_REQUIRED ACTION_
Copy out each line of the data below in which the string "text" appears.

_DATA IN THIS EXERCISE_
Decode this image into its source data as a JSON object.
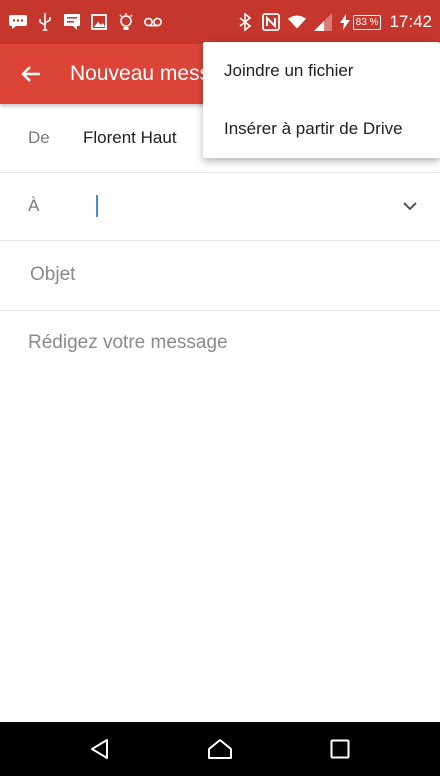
{
  "status_bar": {
    "time": "17:42",
    "battery": "83 %",
    "icons": [
      "message-icon",
      "usb-icon",
      "chat-icon",
      "image-icon",
      "lightbulb-icon",
      "voicemail-icon",
      "bluetooth-icon",
      "nfc-icon",
      "wifi-icon",
      "signal-icon",
      "charging-icon"
    ]
  },
  "app_bar": {
    "title": "Nouveau message",
    "color": "#db4437"
  },
  "compose": {
    "from_label": "De",
    "from_value": "Florent Haut",
    "to_label": "À",
    "subject_placeholder": "Objet",
    "body_placeholder": "Rédigez votre message"
  },
  "menu": {
    "items": [
      {
        "label": "Joindre un fichier"
      },
      {
        "label": "Insérer à partir de Drive"
      }
    ]
  },
  "nav_bar": {
    "buttons": [
      "back",
      "home",
      "recents"
    ]
  }
}
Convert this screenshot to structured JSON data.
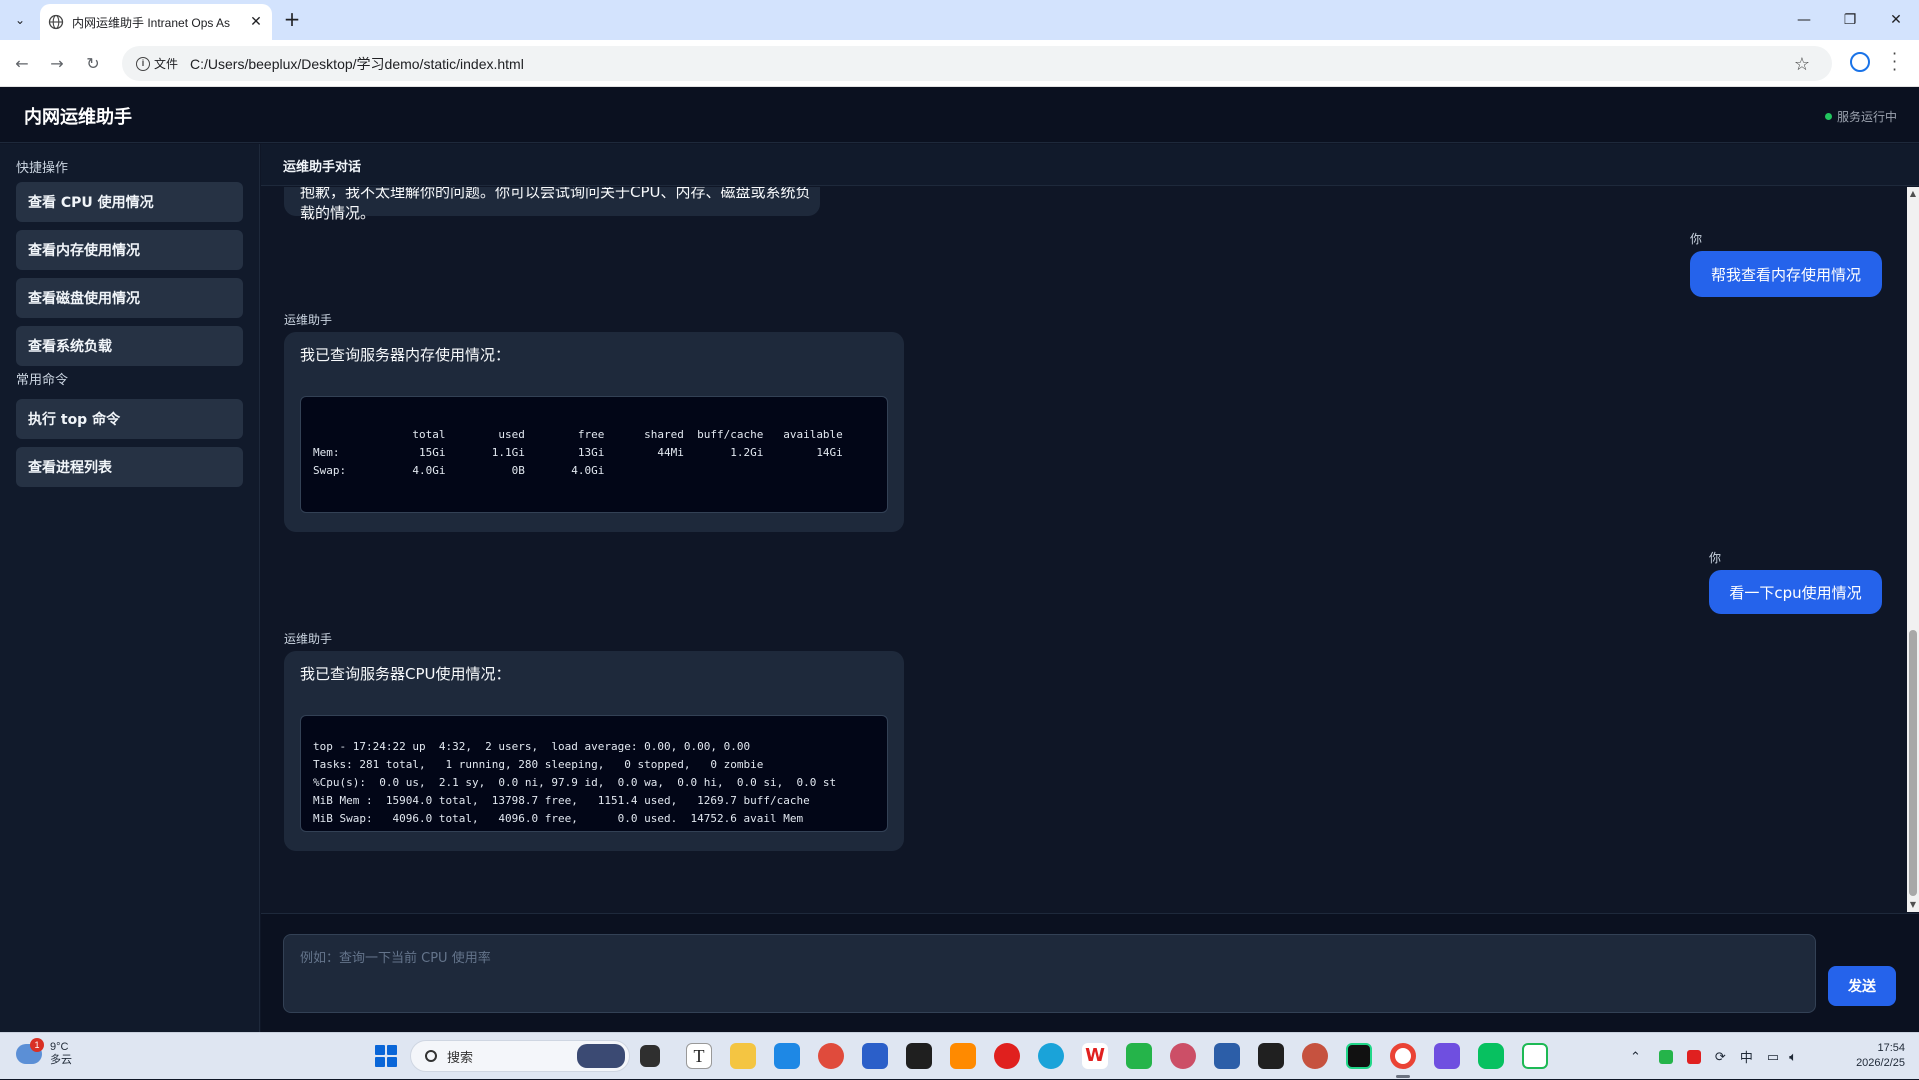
{
  "browser": {
    "tab_title": "内网运维助手 Intranet Ops As",
    "url_chip": "文件",
    "url": "C:/Users/beeplux/Desktop/学习demo/static/index.html"
  },
  "app": {
    "title": "内网运维助手",
    "status": "服务运行中",
    "accent": "#2563eb",
    "status_color": "#22c55e"
  },
  "sidebar": {
    "quick_title": "快捷操作",
    "quick_actions": [
      "查看 CPU 使用情况",
      "查看内存使用情况",
      "查看磁盘使用情况",
      "查看系统负载"
    ],
    "common_title": "常用命令",
    "commands": [
      "执行 top 命令",
      "查看进程列表"
    ]
  },
  "chat": {
    "header": "运维助手对话",
    "messages": [
      {
        "role": "assistant",
        "text": "抱歉，我不太理解你的问题。你可以尝试询问关于CPU、内存、磁盘或系统负载的情况。"
      },
      {
        "role": "user",
        "sender": "你",
        "text": "帮我查看内存使用情况"
      },
      {
        "role": "assistant",
        "sender": "运维助手",
        "text": "我已查询服务器内存使用情况：",
        "terminal": "               total        used        free      shared  buff/cache   available\nMem:            15Gi       1.1Gi        13Gi        44Mi       1.2Gi        14Gi\nSwap:          4.0Gi          0B       4.0Gi"
      },
      {
        "role": "user",
        "sender": "你",
        "text": "看一下cpu使用情况"
      },
      {
        "role": "assistant",
        "sender": "运维助手",
        "text": "我已查询服务器CPU使用情况：",
        "terminal": "top - 17:24:22 up  4:32,  2 users,  load average: 0.00, 0.00, 0.00\nTasks: 281 total,   1 running, 280 sleeping,   0 stopped,   0 zombie\n%Cpu(s):  0.0 us,  2.1 sy,  0.0 ni, 97.9 id,  0.0 wa,  0.0 hi,  0.0 si,  0.0 st\nMiB Mem :  15904.0 total,  13798.7 free,   1151.4 used,   1269.7 buff/cache\nMiB Swap:   4096.0 total,   4096.0 free,      0.0 used.  14752.6 avail Mem"
      }
    ]
  },
  "composer": {
    "placeholder": "例如：查询一下当前 CPU 使用率",
    "send_label": "发送"
  },
  "taskbar": {
    "temperature": "9°C",
    "weather": "多云",
    "weather_badge": "1",
    "search_label": "搜索",
    "ime": "中",
    "time": "17:54",
    "date": "2026/2/25",
    "apps": [
      "file-icon",
      "typora-icon",
      "file-explorer-icon",
      "screen-capture-icon",
      "chrome-canary-icon",
      "store-icon",
      "terminal-icon",
      "sublime-icon",
      "app-8-icon",
      "edge-icon",
      "wps-icon",
      "app-green-icon",
      "avatar-app-icon",
      "powershell-icon",
      "chatgpt-icon",
      "app-red-icon",
      "pycharm-icon",
      "chrome-icon",
      "app-purple-icon",
      "wechat-icon",
      "message-icon"
    ]
  }
}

_TASK RESPONSE_
        "text": "抱歉，我不太理解你的问题。你可以尝试询问关于CPU、内存、磁盘或系统负载的情况。"
        "text": "帮我查看内存使用情况"
        "text": "我已查询服务器内存使用情况：",
        "text": "看一下cpu使用情况"
        "text": "我已查询服务器CPU使用情况：",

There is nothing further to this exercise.